Significant Project Features
- Utilized a unique fixed price no change order contract
- Excavation, loading, transportation and consolidation of 152,350 CY of slag contaminated soil beneath and around high voltage transmission lines and towers
- Excavation, loading, transportation and consolidation of 11,250 CY of sediment from existing wetland areas and the creation of three habitat islands
- Installation of 134,150 CY of common borrow in two 9-inch lifts
- Installation of 467,250 SF geosynthetic clay liner (GCL) in various swales on low lying areas
- Installation of 49,700 CY of topsoil placed in one 6-inch lift
- Installation of 215,000 SF of permanent access roads, pull pads and cranes pads
- Installation of 4,700 lf of permanent chain link fence with barb wire and two 20 feet wide access gates
History & Location Details
The 150 acre Vanadium site consists of a 25 acre parcel owned by Airco Properties, Inc. (Airco), a 37 acre parcel owned by CC Metals and Alloys, Inc. (CCMA), and an 88 acre parcel (a utility right of way) owned by New York Power Authority (NYPA) and Niagara Mohawk Power Corporation (NiMo). The CCMA parcel has been designated by the New York State Department of Environmental Conservation (NYSDEC) as OU1, the Airco parcel has been designated as OU2, and the NYPA and NiMo parcel has been designated as OU3. The site consists of a large central area and two long narrow legs that extend west of the central area. Areas of the site were used for disposal of slag. An existing slag mound in the central area is approximately 30 acres in size. A Record of Decision was negotiated between the responsible parties and the New York State Department of Environmental Conservation. Upon completion of the remedial design a bid package was released for implementation of the selected remedy. Sevenson was awarded the contract on a competitive bid basis.

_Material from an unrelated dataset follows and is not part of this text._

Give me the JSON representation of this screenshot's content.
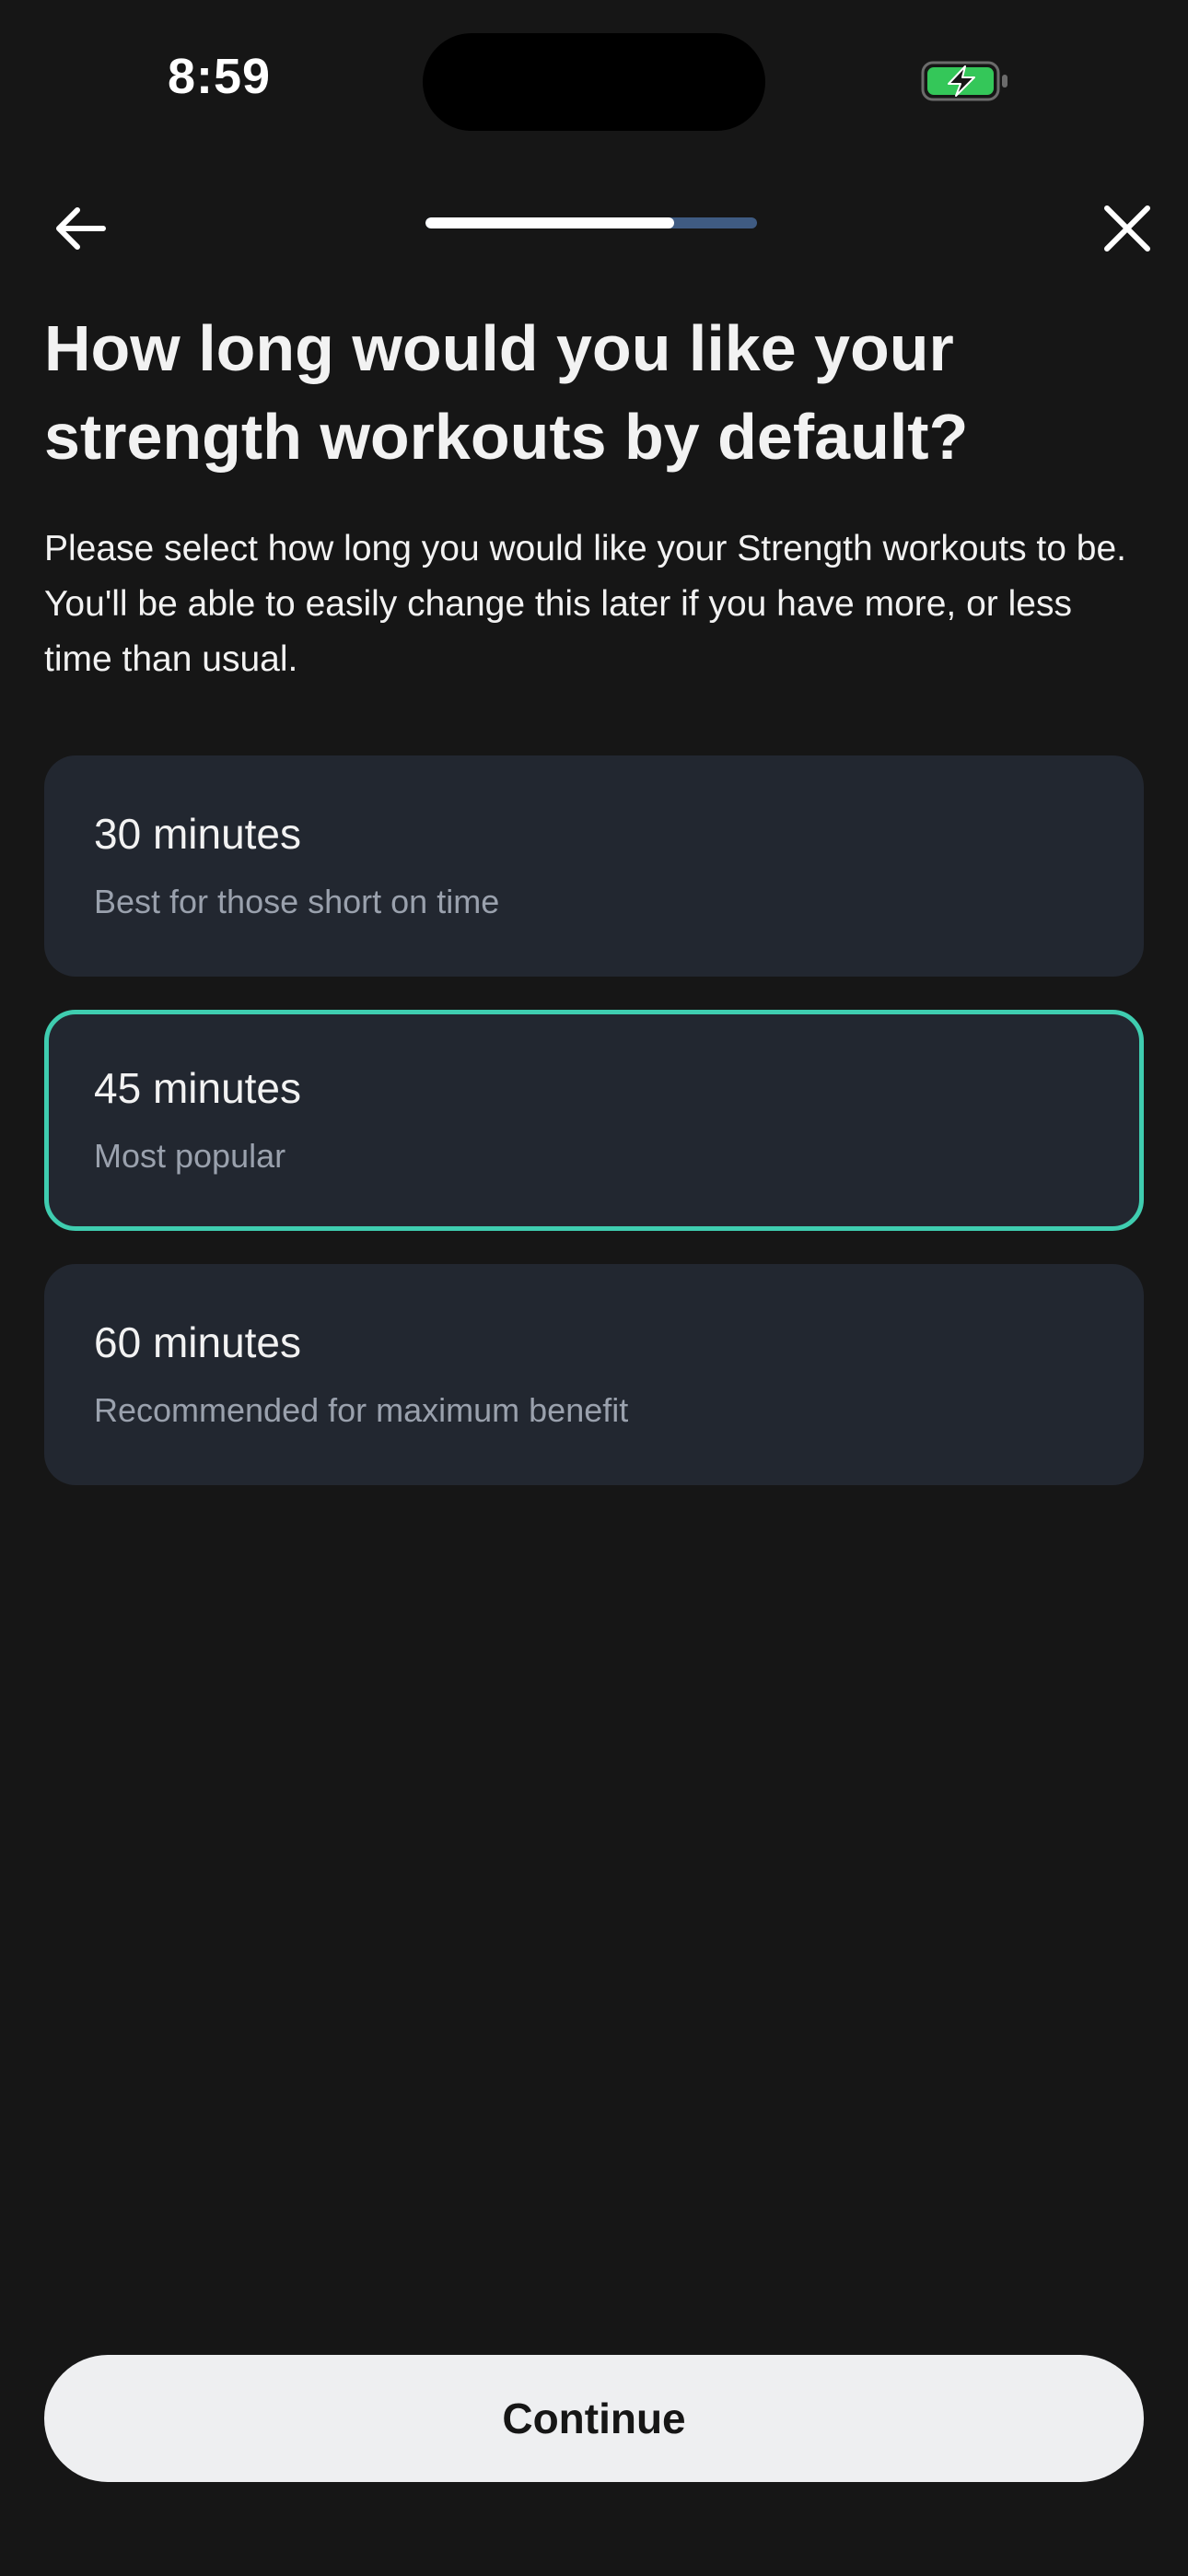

After mobilization to the site, a survey was performed to document the existing conditions and establish control points for site layout. Access roads and work zones were established, and erosion and sediment controls measures were installed.
Once the required erosion and sediment controls were in place and the perimeter air monitoring units were set up, Sevenson began to strip and stockpile existing topsoil within the site contract limits using bulldozers and excavators. In the majority of the areas that required excavation and cover, Sevenson was require to utilize low ground clearance equipment in order to stay within the specified guidelines of the high voltage proximity act, due to the limited overhead clearance from the high voltage transmission lines. This mainly consisted of large bulldozers pushing topsoil and slag from beneath the confines of the overhead transmission lines where an excavator could load off-road haulers for transportation to specified areas for consolidation.
Sevenson excavated material from two wetland areas and created three habitat islands immediately south of OU1. The area was difficult to access from within the contract limits. In an effort to reduce the disturbance to existing wetlands, Sevenson established access agreements with neighboring property owners which allowed access to perform the wetland work from the northern and southern properties.
As the slag was excavated to the design grades, Sevenson obtained survey verification shots and initiated the placement of common borrow that was both salvaged from an onsite source and imported from an off-site source. The common borrow was placed in two 9-inch lifts and each lift was compacted to a minimum 90% standard proctor verified by a third party compaction technician using a nuclear density gauge.
As drainage swales were excavated and low-lying areas were created, a geosynthetic clay liner (GCL) was installed over a 6-inch bedding layer material. GCL collars were heat seamed around transmission tower bases to create a seal. Drainage geocomposite was placed above the GCL beneath the soil cover on the upland permanent access road.
Site restoration included the installation of a 6-inch topsoil cover placed over the 18-inches of common borrow as well as a 6-foot chain link fence and barb wire properly grounding in accordance with National Grid’s transmission standards.